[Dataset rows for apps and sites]
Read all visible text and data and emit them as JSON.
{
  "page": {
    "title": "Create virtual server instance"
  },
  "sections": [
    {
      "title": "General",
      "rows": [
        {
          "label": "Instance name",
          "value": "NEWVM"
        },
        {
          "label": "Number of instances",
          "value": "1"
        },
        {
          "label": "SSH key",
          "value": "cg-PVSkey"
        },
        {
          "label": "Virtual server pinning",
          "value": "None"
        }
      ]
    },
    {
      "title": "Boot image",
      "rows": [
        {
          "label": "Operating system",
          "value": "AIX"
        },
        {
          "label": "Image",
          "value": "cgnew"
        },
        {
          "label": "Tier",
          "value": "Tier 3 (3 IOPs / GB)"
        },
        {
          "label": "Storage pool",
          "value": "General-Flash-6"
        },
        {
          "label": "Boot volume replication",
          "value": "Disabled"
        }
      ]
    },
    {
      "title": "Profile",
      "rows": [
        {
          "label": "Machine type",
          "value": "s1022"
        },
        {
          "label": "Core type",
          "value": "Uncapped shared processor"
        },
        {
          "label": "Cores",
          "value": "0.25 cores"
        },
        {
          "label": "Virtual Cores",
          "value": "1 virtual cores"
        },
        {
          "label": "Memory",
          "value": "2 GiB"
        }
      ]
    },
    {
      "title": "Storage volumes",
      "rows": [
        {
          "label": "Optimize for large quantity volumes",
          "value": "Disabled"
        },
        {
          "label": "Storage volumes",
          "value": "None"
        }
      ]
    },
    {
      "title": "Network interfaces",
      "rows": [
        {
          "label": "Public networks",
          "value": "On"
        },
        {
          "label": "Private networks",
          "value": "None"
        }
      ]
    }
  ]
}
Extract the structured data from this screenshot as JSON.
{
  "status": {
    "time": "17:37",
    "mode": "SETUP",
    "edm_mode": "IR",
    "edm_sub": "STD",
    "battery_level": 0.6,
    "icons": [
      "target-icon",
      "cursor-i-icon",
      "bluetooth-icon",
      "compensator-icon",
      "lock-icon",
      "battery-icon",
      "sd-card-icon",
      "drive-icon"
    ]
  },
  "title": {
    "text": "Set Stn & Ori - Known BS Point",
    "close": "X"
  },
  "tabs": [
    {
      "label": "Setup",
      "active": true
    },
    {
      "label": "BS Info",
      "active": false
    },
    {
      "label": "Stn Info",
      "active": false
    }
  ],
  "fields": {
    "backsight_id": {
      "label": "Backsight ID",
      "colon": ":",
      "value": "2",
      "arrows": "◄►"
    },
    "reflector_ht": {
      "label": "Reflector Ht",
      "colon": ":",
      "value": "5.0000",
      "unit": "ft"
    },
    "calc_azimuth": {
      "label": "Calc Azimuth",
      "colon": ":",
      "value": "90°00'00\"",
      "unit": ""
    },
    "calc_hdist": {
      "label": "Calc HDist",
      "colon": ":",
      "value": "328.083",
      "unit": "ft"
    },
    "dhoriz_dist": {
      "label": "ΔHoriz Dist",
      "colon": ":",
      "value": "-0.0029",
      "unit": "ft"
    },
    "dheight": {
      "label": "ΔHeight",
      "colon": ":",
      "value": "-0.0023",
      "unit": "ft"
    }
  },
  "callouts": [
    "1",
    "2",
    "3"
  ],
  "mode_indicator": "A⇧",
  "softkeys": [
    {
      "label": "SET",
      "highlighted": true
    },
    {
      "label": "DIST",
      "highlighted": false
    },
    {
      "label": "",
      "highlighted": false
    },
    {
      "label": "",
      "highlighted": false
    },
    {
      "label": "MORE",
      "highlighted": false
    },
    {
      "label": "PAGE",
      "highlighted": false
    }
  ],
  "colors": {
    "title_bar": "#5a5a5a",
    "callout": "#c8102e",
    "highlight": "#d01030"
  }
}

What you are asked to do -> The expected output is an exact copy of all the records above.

Answer below ->
Read all visible text and data and emit them as JSON.
{
  "page": {
    "title": "Create virtual server instance"
  },
  "sections": [
    {
      "title": "General",
      "rows": [
        {
          "label": "Instance name",
          "value": "NEWVM"
        },
        {
          "label": "Number of instances",
          "value": "1"
        },
        {
          "label": "SSH key",
          "value": "cg-PVSkey"
        },
        {
          "label": "Virtual server pinning",
          "value": "None"
        }
      ]
    },
    {
      "title": "Boot image",
      "rows": [
        {
          "label": "Operating system",
          "value": "AIX"
        },
        {
          "label": "Image",
          "value": "cgnew"
        },
        {
          "label": "Tier",
          "value": "Tier 3 (3 IOPs / GB)"
        },
        {
          "label": "Storage pool",
          "value": "General-Flash-6"
        },
        {
          "label": "Boot volume replication",
          "value": "Disabled"
        }
      ]
    },
    {
      "title": "Profile",
      "rows": [
        {
          "label": "Machine type",
          "value": "s1022"
        },
        {
          "label": "Core type",
          "value": "Uncapped shared processor"
        },
        {
          "label": "Cores",
          "value": "0.25 cores"
        },
        {
          "label": "Virtual Cores",
          "value": "1 virtual cores"
        },
        {
          "label": "Memory",
          "value": "2 GiB"
        }
      ]
    },
    {
      "title": "Storage volumes",
      "rows": [
        {
          "label": "Optimize for large quantity volumes",
          "value": "Disabled"
        },
        {
          "label": "Storage volumes",
          "value": "None"
        }
      ]
    },
    {
      "title": "Network interfaces",
      "rows": [
        {
          "label": "Public networks",
          "value": "On"
        },
        {
          "label": "Private networks",
          "value": "None"
        }
      ]
    }
  ]
}
Extract the structured data from this screenshot as JSON.
{
  "status": {
    "time": "17:37",
    "mode": "SETUP",
    "edm_mode": "IR",
    "edm_sub": "STD",
    "battery_level": 0.6,
    "icons": [
      "target-icon",
      "cursor-i-icon",
      "bluetooth-icon",
      "compensator-icon",
      "lock-icon",
      "battery-icon",
      "sd-card-icon",
      "drive-icon"
    ]
  },
  "title": {
    "text": "Set Stn & Ori - Known BS Point",
    "close": "X"
  },
  "tabs": [
    {
      "label": "Setup",
      "active": true
    },
    {
      "label": "BS Info",
      "active": false
    },
    {
      "label": "Stn Info",
      "active": false
    }
  ],
  "fields": {
    "backsight_id": {
      "label": "Backsight ID",
      "colon": ":",
      "value": "2",
      "arrows": "◄►"
    },
    "reflector_ht": {
      "label": "Reflector Ht",
      "colon": ":",
      "value": "5.0000",
      "unit": "ft"
    },
    "calc_azimuth": {
      "label": "Calc Azimuth",
      "colon": ":",
      "value": "90°00'00\"",
      "unit": ""
    },
    "calc_hdist": {
      "label": "Calc HDist",
      "colon": ":",
      "value": "328.083",
      "unit": "ft"
    },
    "dhoriz_dist": {
      "label": "ΔHoriz Dist",
      "colon": ":",
      "value": "-0.0029",
      "unit": "ft"
    },
    "dheight": {
      "label": "ΔHeight",
      "colon": ":",
      "value": "-0.0023",
      "unit": "ft"
    }
  },
  "callouts": [
    "1",
    "2",
    "3"
  ],
  "mode_indicator": "A⇧",
  "softkeys": [
    {
      "label": "SET",
      "highlighted": true
    },
    {
      "label": "DIST",
      "highlighted": false
    },
    {
      "label": "",
      "highlighted": false
    },
    {
      "label": "",
      "highlighted": false
    },
    {
      "label": "MORE",
      "highlighted": false
    },
    {
      "label": "PAGE",
      "highlighted": false
    }
  ],
  "colors": {
    "title_bar": "#5a5a5a",
    "callout": "#c8102e",
    "highlight": "#d01030"
  }
}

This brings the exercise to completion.